a short strap fastened around the leg of a hawk and attached to the leash.

verb (used with object)

to put jesses on (a hawk).

Origin of jess

1300–50; Middle English ges < Old French ges, gez, getz (nominative) (get oblique > French jet; cf. jet1) ≪ Latin jactus a throwing, equivalent to jac(ere) to throw + -tus suffix of v. action




the father of David. I Sam. 16.
a male given name: from a Hebrew word meaning “God exists.”




a male or female given name, form of Jesse, Jessie, or Jessica. Unabridged Based on the Random House Unabridged Dictionary, © Random House, Inc. 2019

Examples from the Web for jesses

Historical Examples of jesses

  • Having seen the cormorants, they begin tugging excitedly at their jesses.

    Jungle Folk

    Douglas Dewar

  • The jesses were of crimson and yellow silk, its legs fancifully adorned with little bells fastened by rings of leather.

  • Dr. Hedge's clear and chiselled statements cut all the jesses of our thoughts, and they rise unhooded into his still air.

  • The one that held the falcon was covered with an embroidered leather glove, but the other was bare, holding a set of jesses.

  • The falconer of war had unhooded his new brood of hawks and they mounted up, free of bells and jesses.

    Aces Up

    Covington Clarke

British Dictionary definitions for jesses



a short leather strap, one end of which is permanently attached to the leg of a hawk or falcon while the other can be attached to a leash


(tr) to put jesses on (a hawk or falcon)
Derived Formsjessed, adjective

Word Origin for jess

C14: from Old French ges, from Latin jactus a throw, from jacere to throw



Old Testament the father of David (I Samuel 16)
Collins English Dictionary - Complete & Unabridged 2012 Digital Edition © William Collins Sons & Co. Ltd. 1979, 1986 © HarperCollins Publishers 1998, 2000, 2003, 2005, 2006, 2007, 2009, 2012

Word Origin and History for jesses


masc. proper name, biblical father of David, from Latin, from Greek Iessai, from Hebrew Yishay, of unknown origin.
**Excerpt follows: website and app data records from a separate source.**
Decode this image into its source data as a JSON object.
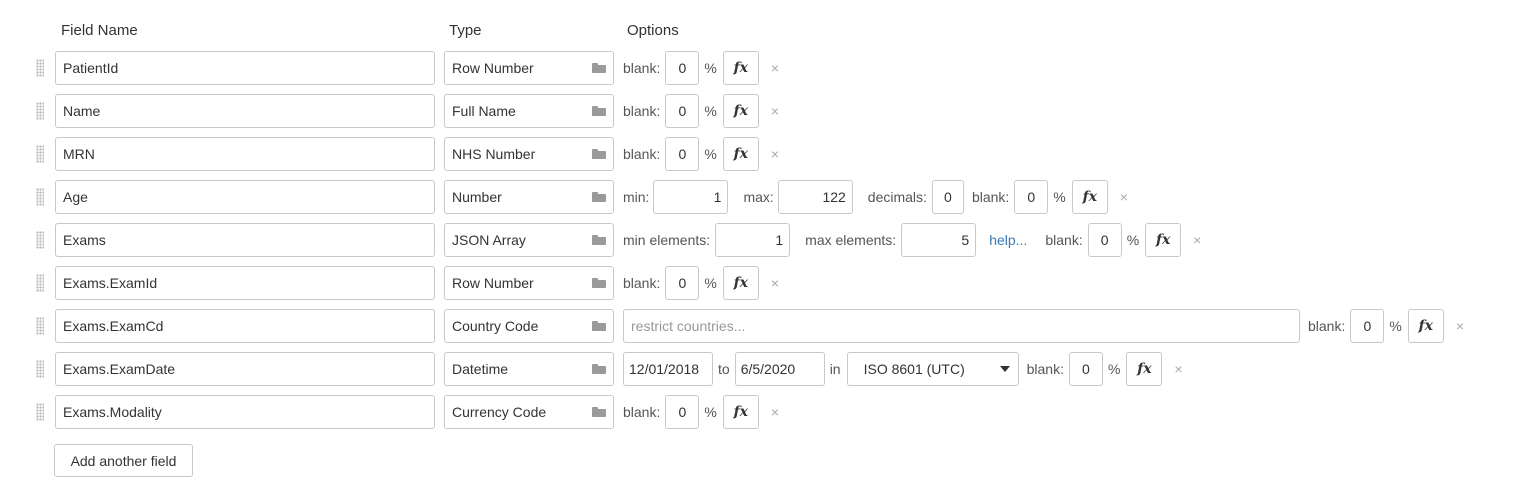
{
  "headers": {
    "field_name": "Field Name",
    "type": "Type",
    "options": "Options"
  },
  "labels": {
    "blank": "blank:",
    "percent": "%",
    "fx": "fx",
    "remove": "×",
    "min": "min:",
    "max": "max:",
    "decimals": "decimals:",
    "min_elements": "min elements:",
    "max_elements": "max elements:",
    "help": "help...",
    "to": "to",
    "in": "in"
  },
  "rows": [
    {
      "name": "PatientId",
      "type": "Row Number",
      "blank": "0"
    },
    {
      "name": "Name",
      "type": "Full Name",
      "blank": "0"
    },
    {
      "name": "MRN",
      "type": "NHS Number",
      "blank": "0"
    },
    {
      "name": "Age",
      "type": "Number",
      "blank": "0",
      "min": "1",
      "max": "122",
      "decimals": "0"
    },
    {
      "name": "Exams",
      "type": "JSON Array",
      "blank": "0",
      "min_elements": "1",
      "max_elements": "5"
    },
    {
      "name": "Exams.ExamId",
      "type": "Row Number",
      "blank": "0"
    },
    {
      "name": "Exams.ExamCd",
      "type": "Country Code",
      "blank": "0",
      "restrict_placeholder": "restrict countries..."
    },
    {
      "name": "Exams.ExamDate",
      "type": "Datetime",
      "blank": "0",
      "from": "12/01/2018",
      "to": "6/5/2020",
      "format": "ISO 8601 (UTC)"
    },
    {
      "name": "Exams.Modality",
      "type": "Currency Code",
      "blank": "0"
    }
  ],
  "add_button": "Add another field"
}
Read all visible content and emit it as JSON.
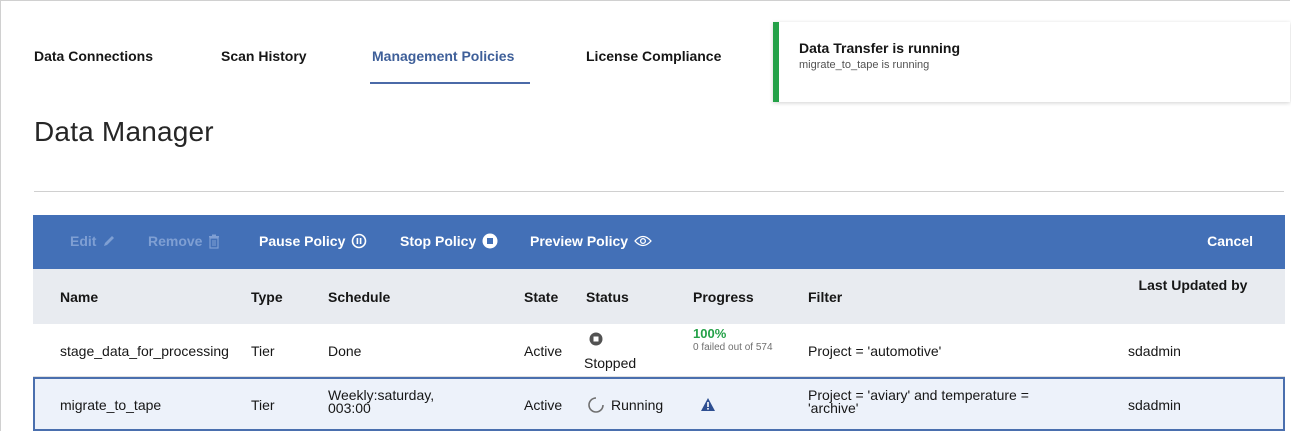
{
  "tabs": [
    {
      "label": "Data Connections"
    },
    {
      "label": "Scan History"
    },
    {
      "label": "Management Policies",
      "active": true
    },
    {
      "label": "License Compliance"
    }
  ],
  "notification": {
    "title": "Data Transfer is running",
    "subtitle": "migrate_to_tape is running",
    "accent_color": "#24a148"
  },
  "page_title": "Data Manager",
  "toolbar": {
    "edit_label": "Edit",
    "remove_label": "Remove",
    "pause_label": "Pause Policy",
    "stop_label": "Stop Policy",
    "preview_label": "Preview Policy",
    "cancel_label": "Cancel",
    "background_color": "#4370b7"
  },
  "table": {
    "headers": {
      "name": "Name",
      "type": "Type",
      "schedule": "Schedule",
      "state": "State",
      "status": "Status",
      "progress": "Progress",
      "filter": "Filter",
      "last_updated_by": "Last Updated by"
    },
    "rows": [
      {
        "name": "stage_data_for_processing",
        "type": "Tier",
        "schedule": "Done",
        "state": "Active",
        "status": "Stopped",
        "status_icon": "stopped-icon",
        "progress_pct": "100%",
        "progress_detail": "0 failed out of 574",
        "filter": "Project = 'automotive'",
        "last_updated_by": "sdadmin"
      },
      {
        "name": "migrate_to_tape",
        "type": "Tier",
        "schedule": "Weekly:saturday, 003:00",
        "state": "Active",
        "status": "Running",
        "status_icon": "spinner-icon",
        "progress_icon": "warning-icon",
        "filter": "Project = 'aviary' and temperature = 'archive'",
        "last_updated_by": "sdadmin",
        "selected": true
      }
    ]
  }
}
leg-strap used in hawking and falconry, mid-14c., from Old French jes "straps fastened round the legs of a falcon," plural of jet, literally "cast, throw," from Latin iactus "a throw, cast," from iacere (see jet (v.)). Related: Jesses.

Online Etymology Dictionary, © 2010 Douglas Harper